■ Requirement:
Check each line of the entries below for the word "SMTP", and copy out the ones that have it.

[Excerpts from an interface dataset]
----------
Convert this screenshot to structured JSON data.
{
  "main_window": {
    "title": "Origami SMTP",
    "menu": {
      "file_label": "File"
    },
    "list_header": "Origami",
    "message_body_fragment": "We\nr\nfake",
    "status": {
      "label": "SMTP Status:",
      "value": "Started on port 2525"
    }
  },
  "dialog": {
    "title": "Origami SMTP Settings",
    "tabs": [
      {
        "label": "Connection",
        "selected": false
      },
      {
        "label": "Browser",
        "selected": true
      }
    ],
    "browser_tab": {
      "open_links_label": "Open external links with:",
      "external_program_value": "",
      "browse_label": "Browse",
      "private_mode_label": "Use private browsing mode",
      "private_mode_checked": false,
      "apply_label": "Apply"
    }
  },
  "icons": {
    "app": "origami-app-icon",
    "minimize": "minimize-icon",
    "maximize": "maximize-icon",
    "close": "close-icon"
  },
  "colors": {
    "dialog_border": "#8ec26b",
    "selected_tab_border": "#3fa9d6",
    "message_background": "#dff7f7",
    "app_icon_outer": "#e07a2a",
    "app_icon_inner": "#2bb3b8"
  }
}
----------
■ Task output:
    "title": "Origami SMTP",
      "label": "SMTP Status:",
    "title": "Origami SMTP Settings",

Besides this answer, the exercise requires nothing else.